# Records to use
Start of Block

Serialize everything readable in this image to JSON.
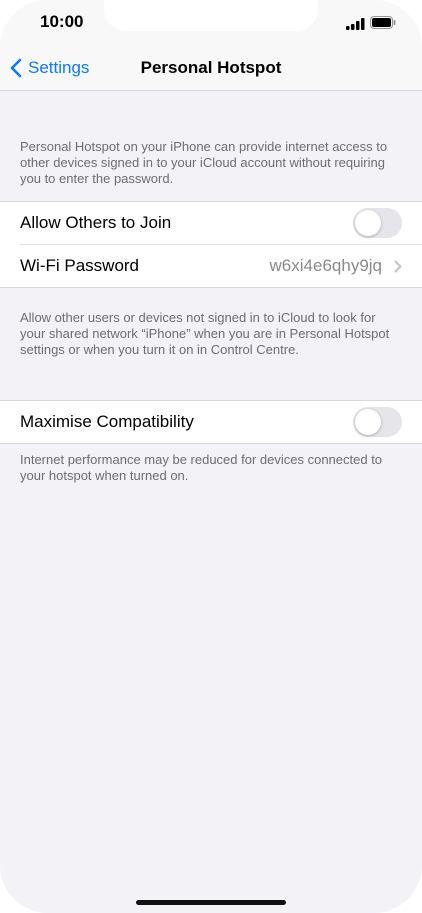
{
  "status": {
    "time": "10:00"
  },
  "nav": {
    "back_label": "Settings",
    "title": "Personal Hotspot"
  },
  "intro_text": "Personal Hotspot on your iPhone can provide internet access to other devices signed in to your iCloud account without requiring you to enter the password.",
  "group1": {
    "allow_label": "Allow Others to Join",
    "allow_on": false,
    "wifi_label": "Wi-Fi Password",
    "wifi_value": "w6xi4e6qhy9jq"
  },
  "allow_footer": "Allow other users or devices not signed in to iCloud to look for your shared network “iPhone” when you are in Personal Hotspot settings or when you turn it on in Control Centre.",
  "group2": {
    "compat_label": "Maximise Compatibility",
    "compat_on": false
  },
  "compat_footer": "Internet performance may be reduced for devices connected to your hotspot when turned on.",
  "colors": {
    "accent": "#0a7aff",
    "background": "#f2f2f7",
    "toggle_off": "#e5e5ea"
  }
}
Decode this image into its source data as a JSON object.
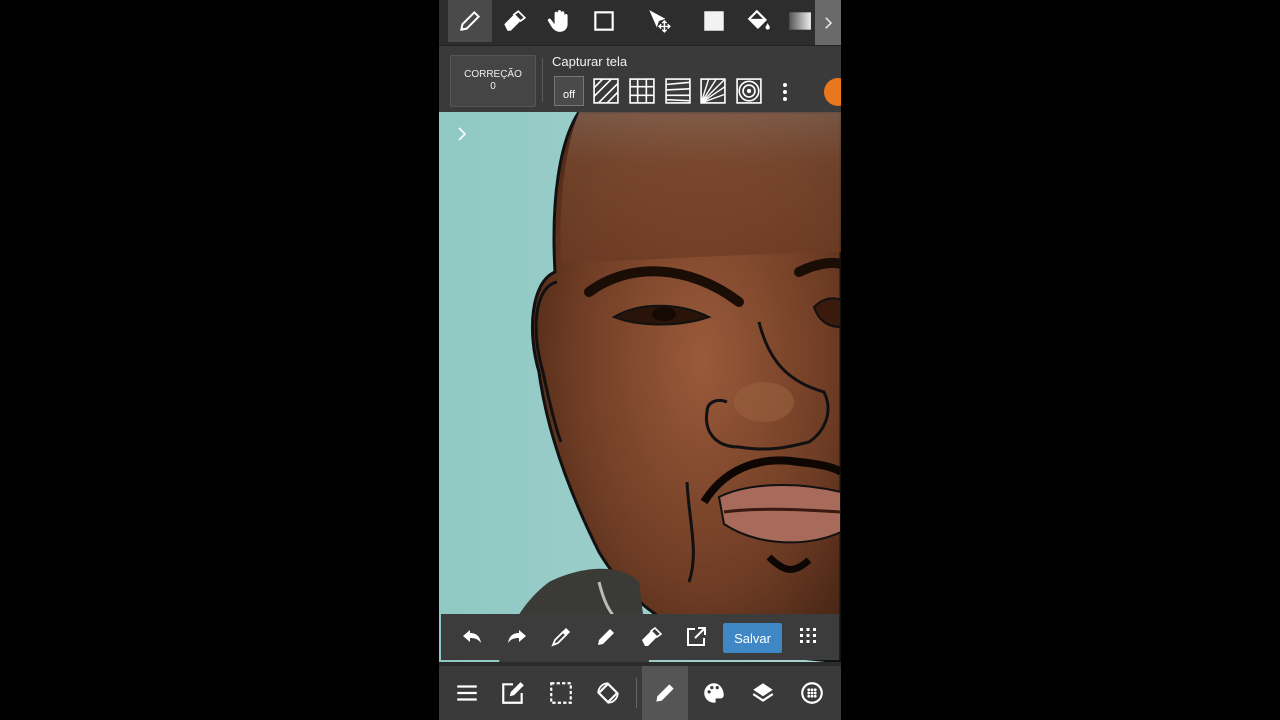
{
  "app": {
    "correction_label": "CORREÇÃO",
    "correction_value": "0",
    "snap_title": "Capturar tela",
    "snap_off_label": "off",
    "save_label": "Salvar"
  },
  "top_tools": [
    "pen-icon",
    "eraser-icon",
    "hand-icon",
    "rectangle-icon",
    "move-icon",
    "fill-color-icon",
    "bucket-icon",
    "gradient-icon"
  ],
  "snap_modes": [
    "off",
    "parallel",
    "grid",
    "horizontal",
    "perspective",
    "concentric"
  ],
  "bottom_tools": [
    "undo-icon",
    "redo-icon",
    "eyedropper-icon",
    "pen-icon",
    "eraser-icon",
    "export-icon",
    "save-button",
    "grid-icon"
  ],
  "nav_tools": [
    "menu-icon",
    "edit-icon",
    "selection-icon",
    "rotate-icon",
    "brush-icon",
    "palette-icon",
    "layers-icon",
    "globe-icon"
  ],
  "colors": {
    "accent": "#3f88c5",
    "orange": "#e8771e",
    "toolbar": "#2d2d2d",
    "subbar": "#3a3a3a"
  }
}
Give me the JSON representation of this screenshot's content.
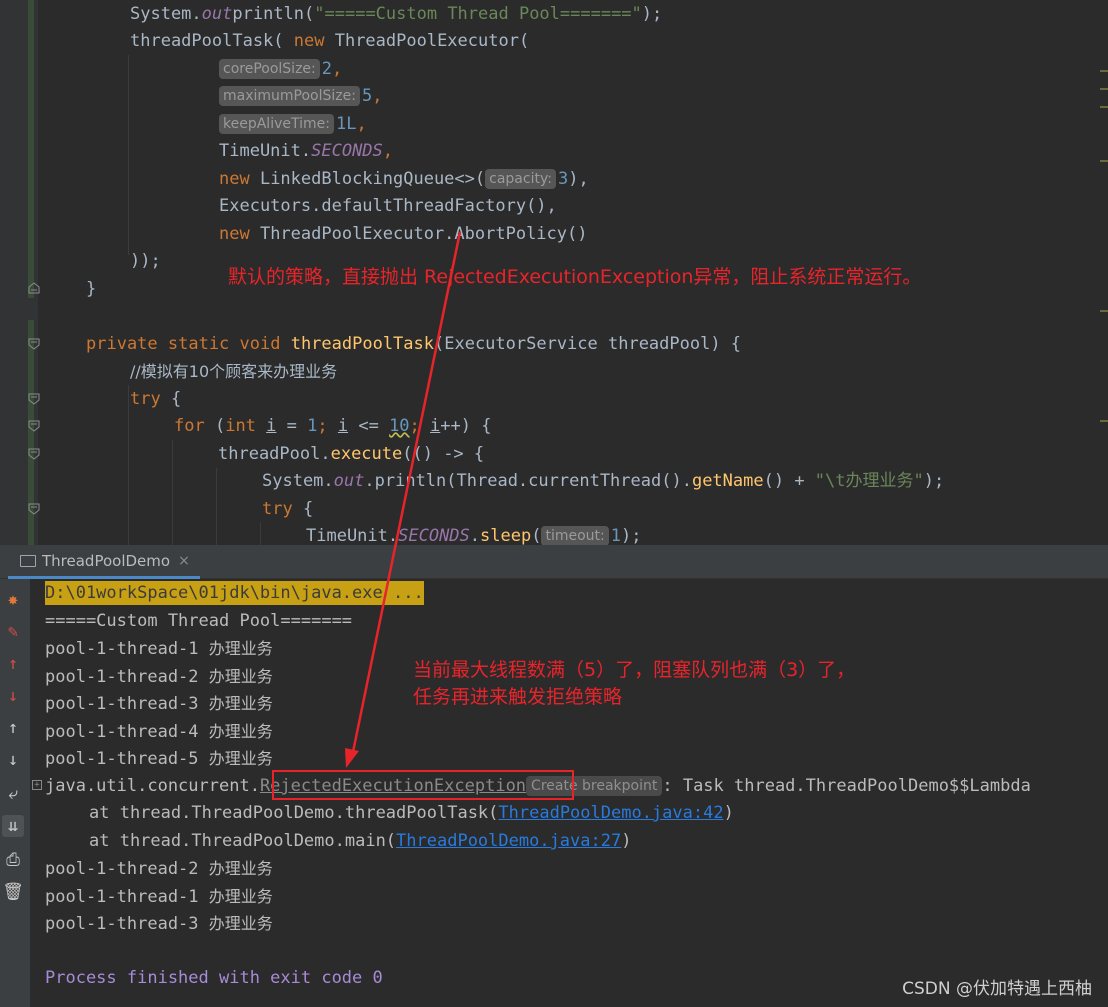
{
  "editor": {
    "lines": {
      "l1": {
        "a": "System.",
        "b": "out",
        ".": ".",
        "c": "println(",
        "d": "\"=====Custom Thread Pool=======\"",
        "e": ");"
      },
      "l2": {
        "a": "threadPoolTask( ",
        "b": "new ",
        "c": "ThreadPoolExecutor("
      },
      "l3": {
        "hint": "corePoolSize:",
        "val": "2",
        "tail": ","
      },
      "l4": {
        "hint": "maximumPoolSize:",
        "val": "5",
        "tail": ","
      },
      "l5": {
        "hint": "keepAliveTime:",
        "val": "1L",
        "tail": ","
      },
      "l6": {
        "a": "TimeUnit.",
        "b": "SECONDS",
        "c": ","
      },
      "l7": {
        "a": "new ",
        "b": "LinkedBlockingQueue",
        "c": "<>(",
        "hint": "capacity:",
        "val": "3",
        "d": "),"
      },
      "l8": {
        "a": "Executors.",
        "b": "defaultThreadFactory",
        "c": "(),"
      },
      "l9": {
        "a": "new ",
        "b": "ThreadPoolExecutor.",
        "c": "AbortPolicy",
        "d": "()"
      },
      "l10": {
        "a": "));"
      },
      "l11": {
        "a": "}"
      },
      "l12": {
        "a": "private static void ",
        "b": "threadPoolTask",
        "c": "(ExecutorService threadPool) {"
      },
      "l13": {
        "a": "//模拟有10个顾客来办理业务"
      },
      "l14": {
        "a": "try ",
        "b": "{"
      },
      "l15": {
        "a": "for ",
        "b": "(",
        "c": "int ",
        "d": "i",
        "e": " = ",
        "f": "1",
        "g": "; ",
        "h": "i",
        "i": " <= ",
        "j": "10",
        "k": "; ",
        "l": "i",
        "m": "++) {"
      },
      "l16": {
        "a": "threadPool.",
        "b": "execute",
        "c": "(() -> {"
      },
      "l17": {
        "a": "System.",
        "b": "out",
        "c": ".",
        "d": "println",
        "e": "(Thread.",
        "f": "currentThread",
        "g": "().",
        "h": "getName",
        "i": "() + ",
        "j": "\"\\t办理业务\"",
        "k": ");"
      },
      "l18": {
        "a": "try ",
        "b": "{"
      },
      "l19": {
        "a": "TimeUnit.",
        "b": "SECONDS",
        "c": ".",
        "d": "sleep",
        "e": "(",
        "hint": "timeout:",
        "val": "1",
        "f": ");"
      }
    }
  },
  "run": {
    "tab_label": "ThreadPoolDemo",
    "tab_close": "×",
    "cmd": "D:\\01workSpace\\01jdk\\bin\\java.exe ...",
    "header": "=====Custom Thread Pool=======",
    "thread_prefix": [
      "pool-1-thread-1",
      "pool-1-thread-2",
      "pool-1-thread-3",
      "pool-1-thread-4",
      "pool-1-thread-5"
    ],
    "work_text": "办理业务",
    "exception": {
      "pkg": "java.util.concurrent.",
      "name": "RejectedExecutionException",
      "hint": "Create breakpoint",
      "rest": ": Task thread.ThreadPoolDemo$$Lambda"
    },
    "stack": [
      {
        "prefix": "at thread.ThreadPoolDemo.threadPoolTask(",
        "link": "ThreadPoolDemo.java:42",
        "suffix": ")"
      },
      {
        "prefix": "at thread.ThreadPoolDemo.main(",
        "link": "ThreadPoolDemo.java:27",
        "suffix": ")"
      }
    ],
    "after": [
      "pool-1-thread-2",
      "pool-1-thread-1",
      "pool-1-thread-3"
    ],
    "exit": "Process finished with exit code 0"
  },
  "annotations": {
    "policy": "默认的策略，直接抛出 RejectedExecutionException异常，阻止系统正常运行。",
    "full_line1": "当前最大线程数满（5）了，阻塞队列也满（3）了，",
    "full_line2": "任务再进来触发拒绝策略"
  },
  "watermark": "CSDN @伏加特遇上西柚",
  "colors": {
    "accent": "#e8242b",
    "keyword": "#cc7832",
    "string": "#6a8759",
    "number": "#6897bb",
    "method": "#ffc66d",
    "field": "#9876aa"
  }
}
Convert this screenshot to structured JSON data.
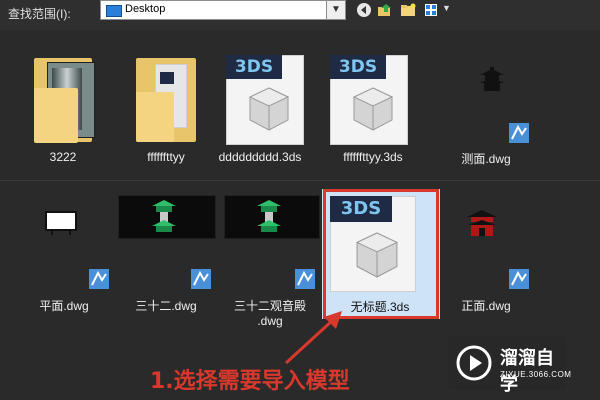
{
  "toolbar": {
    "look_in_label": "查找范围(I):",
    "location": "Desktop",
    "back_icon": "back-arrow-icon",
    "up_icon": "up-folder-icon",
    "new_folder_icon": "new-folder-icon",
    "view_icon": "view-menu-icon"
  },
  "files": [
    {
      "name": "3222",
      "type": "folder"
    },
    {
      "name": "ffffffttyy",
      "type": "folder"
    },
    {
      "name": "ddddddddd.3ds",
      "type": "3ds"
    },
    {
      "name": "ffffffttyy.3ds",
      "type": "3ds"
    },
    {
      "name": "测面.dwg",
      "type": "dwg"
    },
    {
      "name": "平面.dwg",
      "type": "dwg"
    },
    {
      "name": "三十二.dwg",
      "type": "dwg"
    },
    {
      "name": "三十二观音殿",
      "name_line2": ".dwg",
      "type": "dwg"
    },
    {
      "name": "无标题.3ds",
      "type": "3ds",
      "selected": true
    },
    {
      "name": "正面.dwg",
      "type": "dwg"
    }
  ],
  "badge_text": "3DS",
  "annotation": "1.选择需要导入模型",
  "watermark": {
    "title": "溜溜自学",
    "url": "ZIXUE.3066.COM"
  },
  "colors": {
    "highlight": "#d9382c",
    "selection": "#cfe3f6",
    "folder": "#f4d480"
  }
}
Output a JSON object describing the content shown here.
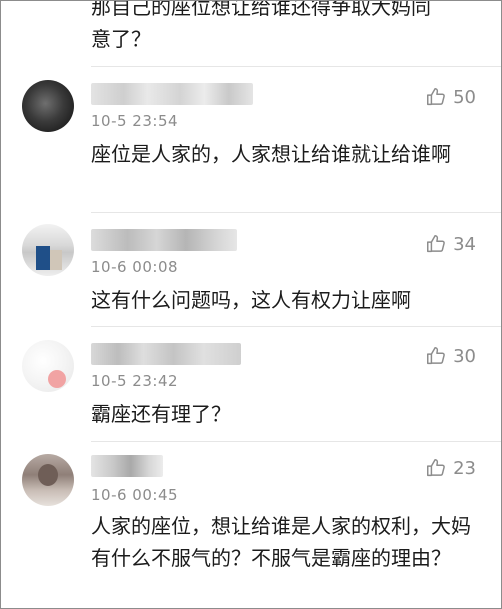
{
  "top_fragment": {
    "line1": "那自己的座位想让给谁还得争取大妈同",
    "line2": "意了？"
  },
  "icons": {
    "like": "thumbs-up-icon"
  },
  "colors": {
    "meta_text": "#8c8c8c",
    "body_text": "#1b1b1b",
    "divider": "#e6e6e6"
  },
  "comments": [
    {
      "time": "10-5 23:54",
      "likes": "50",
      "text": "座位是人家的，人家想让给谁就让给谁啊"
    },
    {
      "time": "10-6 00:08",
      "likes": "34",
      "text": "这有什么问题吗，这人有权力让座啊"
    },
    {
      "time": "10-5 23:42",
      "likes": "30",
      "text": "霸座还有理了？"
    },
    {
      "time": "10-6 00:45",
      "likes": "23",
      "text": "人家的座位，想让给谁是人家的权利，大妈有什么不服气的？不服气是霸座的理由？"
    }
  ]
}
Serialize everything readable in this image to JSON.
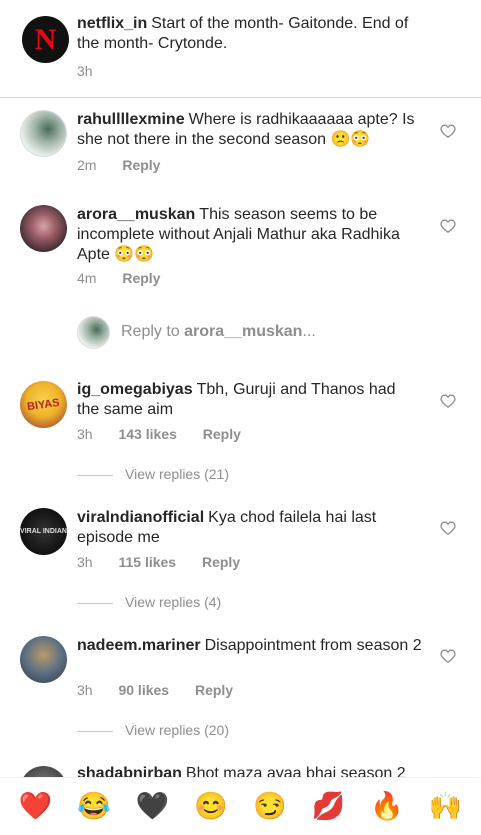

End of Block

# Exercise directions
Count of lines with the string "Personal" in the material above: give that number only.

# Solution
3